GM’s biggest percentage sales increases were on low-volume models. The Bolt EV saw a 335% sales increase to its highest volume ever in a second quarter at 10,857 units, with heavy incentives. Corvette sales rose 224% to 7,971 units, its highest since 2016. Corvette production has been in fits and starts since the newest version was introduced. The higher volume Trailblazer and Traverse also had triple-digit sales gains.
Though inventories were skimpy throughout the quarter, Chevrolet had big gains for the full-size SUVs, Suburban – up 90% – and Tahoe – up 74%. Sales of the big utilities weren’t as high as in 2019 but beat every other second quarter back to 2015. Sales of the full-size Silverado pickup, also in short supply during the quarter, were up 34% to their highest level in any second quarter from 2015.
Not surprisingly, other models that had extremely limited production and low inventories, including the Camaro and midsize Colorado pickup truck had significant sales declines.
Cadillac sales rose a healthy 55% to 36,129 vehicles, roughly aligned to the market increase, but that was still the second-lowest in the past six years. Its share was flat at .8%.
The profit-generating Escalade and Escalade ESV had triple-digit sales gains despite puny inventories throughout the quarter. So did the CT4, which had production cut during the quarter. The XT5 was Cadillac’s volume leader with 10,573 sales in the quarter, up 83%.
GMC and Buick had their highest sales in at least six years for the quarter.
Buick sales rose 86% to 65,927 vehicles, lifting share up to 1.5% from 1.2% a year ago. Buick basically sells only three vehicles, as it shifts to an all-SUV brand. The Buick Enclave carried the load, doubling sales to 15,096 units and returning the model to its 2019 sales level. The relatively new Encore GX also nearly doubled sales to 26,244 units. The longer Encore GX is stealing sales from the standard-issue Encore which had sales down 10% from a year ago but were half what they were in 2019. Encore GX sales surpassed those of the Encore in any second quarter since 2015.
GMC sales rose 50% to 153,025 vehicles, allowing the brand to maintain its 3.5% market share. Every GMC model posted a sales increase. The high-profit Yukon and Yukon XL had triple-digit sales gains. The full-size Sierra pickup truck remained the brand’s volume leader with sales up 40% despite low inventories. Even the midsize Canyon pickup, which had production cut in the quarter, eked out an increase.

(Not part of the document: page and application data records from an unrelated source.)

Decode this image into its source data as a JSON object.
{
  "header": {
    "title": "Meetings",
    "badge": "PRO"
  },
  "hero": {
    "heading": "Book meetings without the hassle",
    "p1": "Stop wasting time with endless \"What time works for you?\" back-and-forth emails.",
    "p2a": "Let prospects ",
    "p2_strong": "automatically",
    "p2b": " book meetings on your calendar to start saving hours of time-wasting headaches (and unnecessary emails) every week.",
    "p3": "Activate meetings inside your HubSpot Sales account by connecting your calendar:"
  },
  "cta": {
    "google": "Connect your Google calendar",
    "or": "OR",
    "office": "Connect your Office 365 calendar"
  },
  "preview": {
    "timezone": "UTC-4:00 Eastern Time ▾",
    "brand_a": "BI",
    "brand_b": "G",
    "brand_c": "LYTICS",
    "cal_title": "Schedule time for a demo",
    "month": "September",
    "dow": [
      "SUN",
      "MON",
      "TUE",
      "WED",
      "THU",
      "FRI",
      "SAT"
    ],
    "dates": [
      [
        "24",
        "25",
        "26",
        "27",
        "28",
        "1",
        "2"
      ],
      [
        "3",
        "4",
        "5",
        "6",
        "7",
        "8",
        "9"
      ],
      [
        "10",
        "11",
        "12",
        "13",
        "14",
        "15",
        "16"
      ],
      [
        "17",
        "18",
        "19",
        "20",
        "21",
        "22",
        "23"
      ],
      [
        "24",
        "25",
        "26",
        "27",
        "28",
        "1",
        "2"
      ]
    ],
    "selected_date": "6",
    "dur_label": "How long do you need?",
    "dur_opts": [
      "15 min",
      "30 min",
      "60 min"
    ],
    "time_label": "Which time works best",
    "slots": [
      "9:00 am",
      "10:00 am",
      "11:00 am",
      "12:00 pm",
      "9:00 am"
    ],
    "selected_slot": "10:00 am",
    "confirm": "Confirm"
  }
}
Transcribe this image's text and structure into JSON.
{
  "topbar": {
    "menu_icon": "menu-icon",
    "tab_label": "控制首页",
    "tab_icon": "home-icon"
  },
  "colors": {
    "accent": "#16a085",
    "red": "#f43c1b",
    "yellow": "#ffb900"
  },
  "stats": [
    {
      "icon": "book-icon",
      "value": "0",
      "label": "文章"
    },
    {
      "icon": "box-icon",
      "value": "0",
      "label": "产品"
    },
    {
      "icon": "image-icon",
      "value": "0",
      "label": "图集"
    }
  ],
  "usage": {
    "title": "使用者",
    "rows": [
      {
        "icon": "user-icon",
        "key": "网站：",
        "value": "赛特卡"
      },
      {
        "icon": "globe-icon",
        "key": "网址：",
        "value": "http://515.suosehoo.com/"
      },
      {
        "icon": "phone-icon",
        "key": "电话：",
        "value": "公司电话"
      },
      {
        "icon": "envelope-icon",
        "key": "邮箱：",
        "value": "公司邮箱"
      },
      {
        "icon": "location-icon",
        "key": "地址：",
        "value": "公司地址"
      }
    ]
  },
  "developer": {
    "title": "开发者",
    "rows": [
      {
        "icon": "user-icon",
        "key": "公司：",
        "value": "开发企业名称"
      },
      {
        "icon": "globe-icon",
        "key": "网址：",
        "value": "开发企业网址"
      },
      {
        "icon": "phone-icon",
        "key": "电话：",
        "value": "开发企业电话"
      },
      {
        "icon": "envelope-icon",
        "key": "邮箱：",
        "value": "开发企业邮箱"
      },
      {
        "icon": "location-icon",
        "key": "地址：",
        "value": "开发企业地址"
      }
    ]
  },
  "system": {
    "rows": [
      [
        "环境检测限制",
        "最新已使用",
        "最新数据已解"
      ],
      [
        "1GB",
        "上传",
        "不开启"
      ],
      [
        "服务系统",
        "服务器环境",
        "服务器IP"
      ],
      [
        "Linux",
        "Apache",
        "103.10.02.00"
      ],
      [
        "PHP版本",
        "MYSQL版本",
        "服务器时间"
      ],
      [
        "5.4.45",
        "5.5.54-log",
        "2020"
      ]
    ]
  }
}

GM slashed Q2 incentive spending by 23% compared to a year ago when it kicked off the quarter with its successful zero percent, 84-month financing on its popular pickup trucks. GM’s incentives amounted to an average of $4,416 per vehicle in Q2, its lowest amount in three years.
Every brand reduced incentive spending. Buick cut by 13% for an average of $5,221. Cadillac and Chevrolet decreased them by 22%. Cadillac’s average incentive was $6,136; Chevrolet’s was $4,212. GMC slashed incentives by 33% to an average of $4,234.
Average Transaction Prices
GM’s Q2 average transaction prices (ATP) climbed 10% to $47,977, a new record by $4,400.
Cadillac had the highest increase, up 15% to $67,488, a record, beating the previous record in 2019 by about $7,000. Cadillac brand got a big boost from the Escalade and Escalade ESV, each of which surpassed the $100,000 mark for the first time in a second quarter.
Chevrolet’s ATP rose 11% to $45,083, its highest ever for the quarter. The Corvette hit its highest ATP for a second quarter at $82,489. The Tahoe had the biggest gain, up 15% to a record $64,663. The Suburban gained 9% to $69,270.
GMC had a 9% increase in ATP to $56,986, its highest level yet for a second quarter by more than $4,000. GMC’s highest price, biggest profit models led. The Yukon had a 14% increase to $76,118, its highest for the quarter by about $10,000. The Yukon XL gained 12% to $79,111, its highest by about $9,000. The high-volume Sierra pickup truck had a 6% increase in ATP to $62,462, its highest by about $4,000.
Buick’s ATP was $35,183, which was 3% above 2020 but below 2017 to 2019. Buick’s highest-priced models, the Enclave and Envision, had higher ATPs.
Originally posted on Vehicle Remarketing